Paying lip service to gender mainstreaming can no longer be a prerogative. In order to contribute to a transformative approach, it is of crucial importance to act on two dimensions- transforming social relations and transforming institutional/ social/ political and economical structures.
To that end, gender needs to be mainstreamed in all fronts of the IOC, namely
(i) political and diplomatic cooperation;
(ii), economic and commercial development;
(iii) sustainable regional development and integration; and
(iv) reinforcement of regional cultural identity.

In order for these to be possible, there undoubtedly needs to be concerted action with all our stakeholders and a holistic and intersectoral approach to achieve de jure and de facto equality- hence your presence here today.
At this juncture, I would like to update you on the development on the forefront of gender equality in Mauritius. My Ministry has launched in March of this year, a National Gender Policy Framework (NGPF) I the context of International Women’s Day 2008. The NGPF is an overarching national policy framework that calls upon other Ministries/ departments to develop their respective sector-based and organisation-specific policies. It places an intrinsic value as well as an instrumental value on the achievement of gender equality and women’s empowerment, starting from principles of smart economics and recognising the fact that applying a gender perspective can contribute to achieving other national developmental objectives. The NGPF further provides general guiding principles and operational strategies and sets out in broad terms how to translate gender equality into reality.
To that end, my Ministry has retained the services of an international consultant on gender, with the support of the UNDP and UNIFEM (United Nations Fund for Women) regional office to engender the reforms of the Government towards Programme-based Budgeting (PBB) and performance management. My Ministry has provided technical assistance to three pilot Ministries, namely, Ministry of Youth and Sports, Ministry of Education, Culture and Human Resources and Ministry of Labour, Industrial Relations and Employment to formulate their respective gender policies. Given that this project has gained an increased momentum, the Ministry will be extending this exercise to four other Ministries.
I have taken stock of the report drafted by the Local Consultant has submitted a report contextualising the situation of gender equality in Mauritius, backed by sex disaggregated data and analysis. I am also informed of the four critical areas of concern identified as being cross-cutting to the sub region. However, lest we forget, each country has its own specificities and witness emerging trends. In Mauritius, our emerging practical and strategic needs revolve around globalisation, food security, poverty and feminisation of the ageing population amongst others.

These are only but a few. I would encourage you to raise any additional key points that may be included in the report so that it reflects a consolidated documenting situating our national context, which will be integrated into the regional document.

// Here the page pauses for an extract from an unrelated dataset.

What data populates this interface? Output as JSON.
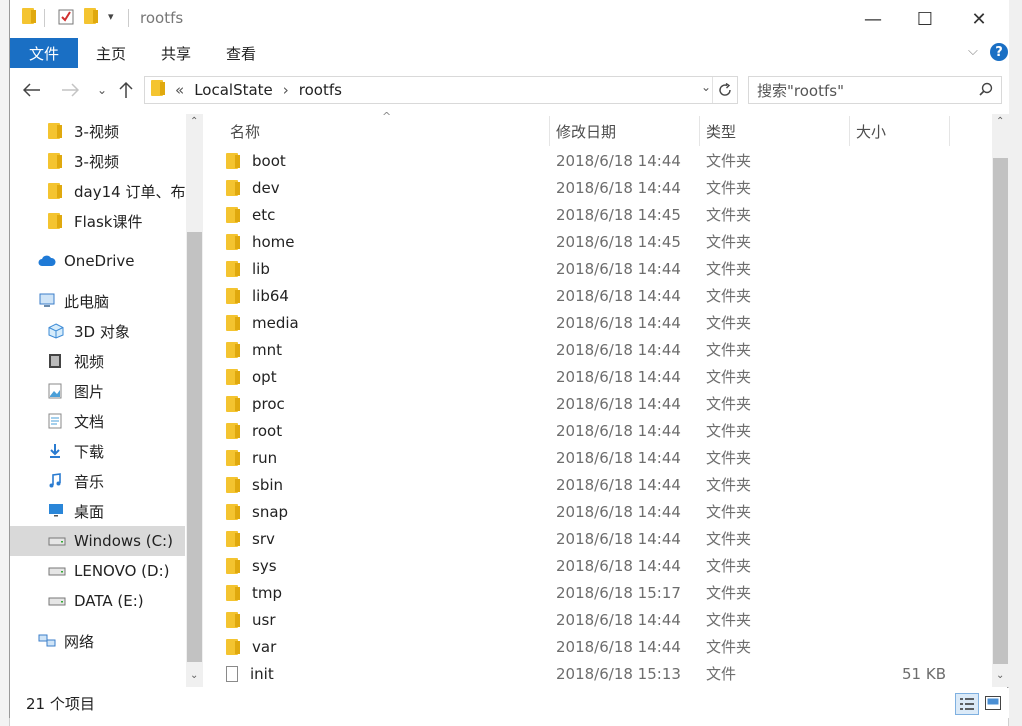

To conclude, I am informed that the IOC regional gender policy would be a strategic avenue for mobilisation of resources. It is, therefore, crucial that Mauritius submits a report reflective of its priorities and concerns so that women’s empowerment and gender equality continue to remain on the agenda of UN agencies and other donor organisations. The role of the lead agency of the National Gender Machinery needs to be explicitly spelt out so that is rendered an effective policy-making, monitoring and reporting body, working in consultation with its other stakeholders.
On this note, I wish you a fruitful workshop and look forward to reading the deliberations. I have now the pleasure to officially open this workshop.